Anyone who enjoys the arc of the arrow should try out lighted nocks. They make practice so much more enjoyable and are an asset to bowhunters who want to know exactly what happened during each in-field shot. The best and most cost-effective way to outfit your entire quiver with the brightest nocks on the market is to get the new Combo Pack from Lumenok. For $50 you get four Lumenoks, two spare batteries, and an arrow puller.
Few sights are easier to set up than The Wheel from Dead Ringer. This $80 four-pin (.019-inch pins) mover allows you the opportunity to simply print out sight tapes at home free of charge. After that, head to the range and sight in for specific distances and then affix the proper sight tape. This is a great option for anyone who just enjoys target shooting as well as the hardcore hunter who might target back-40 whitetails one week and then western critters the next.
Quick tip: Your local bow shop is always the best place to go for sales and service, but if you don’t have a good local dealer near you Camofire offers great prices online.
Laser rangefinders have come a long way in recent years, and not only are they now highly portable and extremely accurate, but they are also very affordable. Take the XR800 from Halo for example. This water-resistant rangefinder is designed with 6X magnification, will provide instant readings that are precise to +/- one yard, and is designed not only with Scan Mode, but also Angle Intelligence so that you’ll get true horizontal readings no matter where you’re shooting. The best part? You get all of this for $150.
$700 may not seem like a bargain, but it’s important to remember that cheap doesn’t always equate to value. The PowerMax Compound Bow Package from Hoyt is A LOT of bow for the money, not-to-mention it comes with every accessory you need to start flinging. The 3.8-pound PowerMax measures 31 inches axle-to-axle, can produce arrow speeds up to 328 feet-per-second, and is loaded with Hoyt-specific technologies that make it not only highly accurate, but also very enjoyable to shoot.

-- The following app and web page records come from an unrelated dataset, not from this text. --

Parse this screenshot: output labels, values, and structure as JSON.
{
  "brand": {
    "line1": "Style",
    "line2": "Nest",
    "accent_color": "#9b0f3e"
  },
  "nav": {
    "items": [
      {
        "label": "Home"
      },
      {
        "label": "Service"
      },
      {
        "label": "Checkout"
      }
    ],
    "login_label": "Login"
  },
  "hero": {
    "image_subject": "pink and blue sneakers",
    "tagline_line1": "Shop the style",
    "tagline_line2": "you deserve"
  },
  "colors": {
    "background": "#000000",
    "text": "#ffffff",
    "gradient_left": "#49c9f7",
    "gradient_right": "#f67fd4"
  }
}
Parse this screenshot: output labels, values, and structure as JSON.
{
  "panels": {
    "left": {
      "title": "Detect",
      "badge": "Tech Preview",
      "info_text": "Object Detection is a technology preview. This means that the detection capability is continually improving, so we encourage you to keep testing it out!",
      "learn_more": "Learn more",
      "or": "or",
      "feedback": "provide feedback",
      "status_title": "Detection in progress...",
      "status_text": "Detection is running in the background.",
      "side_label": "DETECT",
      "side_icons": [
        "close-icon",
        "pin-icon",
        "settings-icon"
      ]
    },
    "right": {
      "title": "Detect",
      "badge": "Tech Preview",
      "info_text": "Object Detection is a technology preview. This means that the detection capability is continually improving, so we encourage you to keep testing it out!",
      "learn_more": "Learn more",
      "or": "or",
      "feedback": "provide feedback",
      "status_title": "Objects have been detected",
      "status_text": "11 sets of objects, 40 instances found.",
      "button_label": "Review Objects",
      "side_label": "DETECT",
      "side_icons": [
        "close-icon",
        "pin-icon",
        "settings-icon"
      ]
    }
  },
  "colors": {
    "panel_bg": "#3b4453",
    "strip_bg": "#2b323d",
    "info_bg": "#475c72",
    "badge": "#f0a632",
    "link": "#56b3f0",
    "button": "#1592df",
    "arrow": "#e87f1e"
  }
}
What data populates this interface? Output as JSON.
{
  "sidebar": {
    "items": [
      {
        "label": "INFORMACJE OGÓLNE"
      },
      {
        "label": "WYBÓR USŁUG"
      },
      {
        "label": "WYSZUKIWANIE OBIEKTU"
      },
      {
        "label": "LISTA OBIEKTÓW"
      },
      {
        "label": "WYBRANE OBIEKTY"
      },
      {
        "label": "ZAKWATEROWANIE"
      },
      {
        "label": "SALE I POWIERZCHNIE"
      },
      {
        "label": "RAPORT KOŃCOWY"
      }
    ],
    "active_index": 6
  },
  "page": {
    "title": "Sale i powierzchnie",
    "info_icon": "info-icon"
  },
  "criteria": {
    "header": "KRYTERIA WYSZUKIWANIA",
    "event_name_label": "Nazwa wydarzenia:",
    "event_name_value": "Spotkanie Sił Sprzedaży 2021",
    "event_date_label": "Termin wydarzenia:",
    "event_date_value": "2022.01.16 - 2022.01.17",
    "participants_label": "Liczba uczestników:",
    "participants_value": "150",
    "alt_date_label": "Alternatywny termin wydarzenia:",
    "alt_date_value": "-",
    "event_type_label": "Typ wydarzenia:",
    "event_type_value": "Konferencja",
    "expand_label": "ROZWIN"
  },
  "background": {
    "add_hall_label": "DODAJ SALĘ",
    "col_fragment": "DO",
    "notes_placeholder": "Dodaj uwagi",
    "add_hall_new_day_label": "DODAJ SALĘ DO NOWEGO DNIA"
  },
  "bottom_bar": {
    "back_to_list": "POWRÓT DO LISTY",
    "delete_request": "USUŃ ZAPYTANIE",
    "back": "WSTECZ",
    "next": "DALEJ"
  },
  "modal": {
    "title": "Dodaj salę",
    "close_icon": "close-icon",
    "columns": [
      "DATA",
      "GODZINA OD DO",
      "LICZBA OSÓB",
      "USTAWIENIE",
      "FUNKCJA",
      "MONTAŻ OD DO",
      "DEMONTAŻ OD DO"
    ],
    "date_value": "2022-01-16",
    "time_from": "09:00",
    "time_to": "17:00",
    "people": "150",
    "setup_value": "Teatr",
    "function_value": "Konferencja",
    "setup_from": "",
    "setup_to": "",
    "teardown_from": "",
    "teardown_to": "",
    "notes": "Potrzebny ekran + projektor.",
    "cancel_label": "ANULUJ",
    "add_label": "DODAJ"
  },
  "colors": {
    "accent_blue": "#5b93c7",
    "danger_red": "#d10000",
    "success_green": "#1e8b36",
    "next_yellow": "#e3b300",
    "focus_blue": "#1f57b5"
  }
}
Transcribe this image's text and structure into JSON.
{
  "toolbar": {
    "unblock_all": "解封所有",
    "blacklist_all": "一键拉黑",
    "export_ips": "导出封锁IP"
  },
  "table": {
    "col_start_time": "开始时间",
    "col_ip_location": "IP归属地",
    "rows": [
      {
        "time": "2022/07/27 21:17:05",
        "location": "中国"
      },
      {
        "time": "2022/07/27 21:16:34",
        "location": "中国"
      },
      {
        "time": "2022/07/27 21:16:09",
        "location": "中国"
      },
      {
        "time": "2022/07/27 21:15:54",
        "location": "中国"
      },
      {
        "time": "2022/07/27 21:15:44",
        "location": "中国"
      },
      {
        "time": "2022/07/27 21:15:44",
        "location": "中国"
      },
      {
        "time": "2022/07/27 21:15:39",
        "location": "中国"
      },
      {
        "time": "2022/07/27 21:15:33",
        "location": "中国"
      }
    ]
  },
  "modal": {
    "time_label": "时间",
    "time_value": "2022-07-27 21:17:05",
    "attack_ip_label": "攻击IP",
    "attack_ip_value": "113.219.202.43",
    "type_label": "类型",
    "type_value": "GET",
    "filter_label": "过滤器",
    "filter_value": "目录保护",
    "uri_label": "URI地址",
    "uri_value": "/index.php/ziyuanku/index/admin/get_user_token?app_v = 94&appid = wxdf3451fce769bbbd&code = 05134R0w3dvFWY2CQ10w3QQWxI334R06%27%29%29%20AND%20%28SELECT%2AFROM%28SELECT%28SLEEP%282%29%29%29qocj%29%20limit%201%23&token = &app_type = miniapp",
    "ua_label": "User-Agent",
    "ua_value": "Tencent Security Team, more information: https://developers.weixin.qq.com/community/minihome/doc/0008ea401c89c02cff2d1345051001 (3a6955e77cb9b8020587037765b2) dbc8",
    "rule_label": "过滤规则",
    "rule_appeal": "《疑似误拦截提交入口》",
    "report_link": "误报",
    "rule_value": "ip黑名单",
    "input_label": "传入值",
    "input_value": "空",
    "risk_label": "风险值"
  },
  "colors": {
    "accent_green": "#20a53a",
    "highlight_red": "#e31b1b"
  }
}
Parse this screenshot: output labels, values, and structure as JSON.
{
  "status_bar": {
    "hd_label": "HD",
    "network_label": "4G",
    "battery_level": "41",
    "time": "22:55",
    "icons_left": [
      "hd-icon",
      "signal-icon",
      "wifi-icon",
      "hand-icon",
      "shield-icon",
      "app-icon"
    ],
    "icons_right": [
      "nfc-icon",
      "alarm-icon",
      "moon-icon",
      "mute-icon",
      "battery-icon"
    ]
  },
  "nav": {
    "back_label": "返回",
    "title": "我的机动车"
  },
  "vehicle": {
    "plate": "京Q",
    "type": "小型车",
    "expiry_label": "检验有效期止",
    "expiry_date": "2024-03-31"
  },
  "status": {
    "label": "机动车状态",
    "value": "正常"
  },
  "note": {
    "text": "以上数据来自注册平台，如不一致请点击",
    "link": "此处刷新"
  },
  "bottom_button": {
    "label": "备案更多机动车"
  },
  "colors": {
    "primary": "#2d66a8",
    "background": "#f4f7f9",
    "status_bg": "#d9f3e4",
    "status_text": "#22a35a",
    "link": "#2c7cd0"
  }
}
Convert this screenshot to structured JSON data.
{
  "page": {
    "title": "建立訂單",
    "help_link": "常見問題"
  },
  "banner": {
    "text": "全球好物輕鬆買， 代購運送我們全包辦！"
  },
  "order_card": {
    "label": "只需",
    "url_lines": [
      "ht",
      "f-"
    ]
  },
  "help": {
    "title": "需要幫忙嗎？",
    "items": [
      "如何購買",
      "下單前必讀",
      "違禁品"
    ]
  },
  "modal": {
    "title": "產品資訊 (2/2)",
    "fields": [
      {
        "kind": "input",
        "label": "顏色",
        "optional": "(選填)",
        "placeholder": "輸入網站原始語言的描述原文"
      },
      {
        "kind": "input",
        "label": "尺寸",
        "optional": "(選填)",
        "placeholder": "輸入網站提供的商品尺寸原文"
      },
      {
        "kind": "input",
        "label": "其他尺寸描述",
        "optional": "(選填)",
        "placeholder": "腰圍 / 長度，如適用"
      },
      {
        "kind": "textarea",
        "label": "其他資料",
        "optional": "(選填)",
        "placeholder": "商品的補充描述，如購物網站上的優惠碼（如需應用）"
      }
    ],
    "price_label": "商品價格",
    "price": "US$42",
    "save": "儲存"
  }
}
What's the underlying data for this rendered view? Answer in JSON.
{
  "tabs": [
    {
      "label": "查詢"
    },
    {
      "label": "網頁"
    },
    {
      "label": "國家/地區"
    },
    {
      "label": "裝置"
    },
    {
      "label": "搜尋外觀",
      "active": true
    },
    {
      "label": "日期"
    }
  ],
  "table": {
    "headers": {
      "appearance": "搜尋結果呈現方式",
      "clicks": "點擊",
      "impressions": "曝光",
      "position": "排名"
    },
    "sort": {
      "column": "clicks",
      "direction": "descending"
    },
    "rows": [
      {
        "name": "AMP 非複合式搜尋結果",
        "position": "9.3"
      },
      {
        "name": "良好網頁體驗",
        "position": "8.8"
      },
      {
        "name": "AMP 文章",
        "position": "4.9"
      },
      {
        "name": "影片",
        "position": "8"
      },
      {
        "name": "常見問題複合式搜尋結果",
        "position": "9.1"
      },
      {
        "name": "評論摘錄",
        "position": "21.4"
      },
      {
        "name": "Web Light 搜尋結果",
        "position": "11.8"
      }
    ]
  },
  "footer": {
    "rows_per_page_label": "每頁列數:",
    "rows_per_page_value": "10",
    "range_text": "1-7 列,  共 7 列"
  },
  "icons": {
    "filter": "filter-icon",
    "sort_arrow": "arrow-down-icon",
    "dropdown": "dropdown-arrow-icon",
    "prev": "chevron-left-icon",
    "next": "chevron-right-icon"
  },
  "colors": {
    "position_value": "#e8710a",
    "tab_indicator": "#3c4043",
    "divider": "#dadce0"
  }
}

If you’ve never considered a Quest bow, maybe 2018 is your year. This company, which is under the G5 Outdoors umbrella, has quietly been churning out some of the best bows on the market. This year, they’ve released the 3.4-pound Thrive, which features a seven-inch brace height and can send arrows downrange at 330 feet per second. Peak draw weights of 50, 60 and 70 pounds are offered in this $650 rig.
Everyone needs a target, and most of us need a 3D target of a whitetail. The problem is, a lot of the targets on the market are really expensive. Not so with the Big Shooter Buck from Shooter 3D. This 48-inch tall target is designed with a replaceable vital insert, can handle all field points and broadheads, and allows for easy arrow removal. On top of that, it can be yours for $100.
About the Author: Tony J. Peterson has written hundreds of articles for over two dozen national and local publications. Although he covers topics related to all forms of hunting and fishing, his passion lies in do-it-yourself bowhunting for whitetail deer and western big game. Peterson is an accomplished outdoor photographer and currently serves as the Equipment Editor for Bowhunter magazine and Bowhunter TV.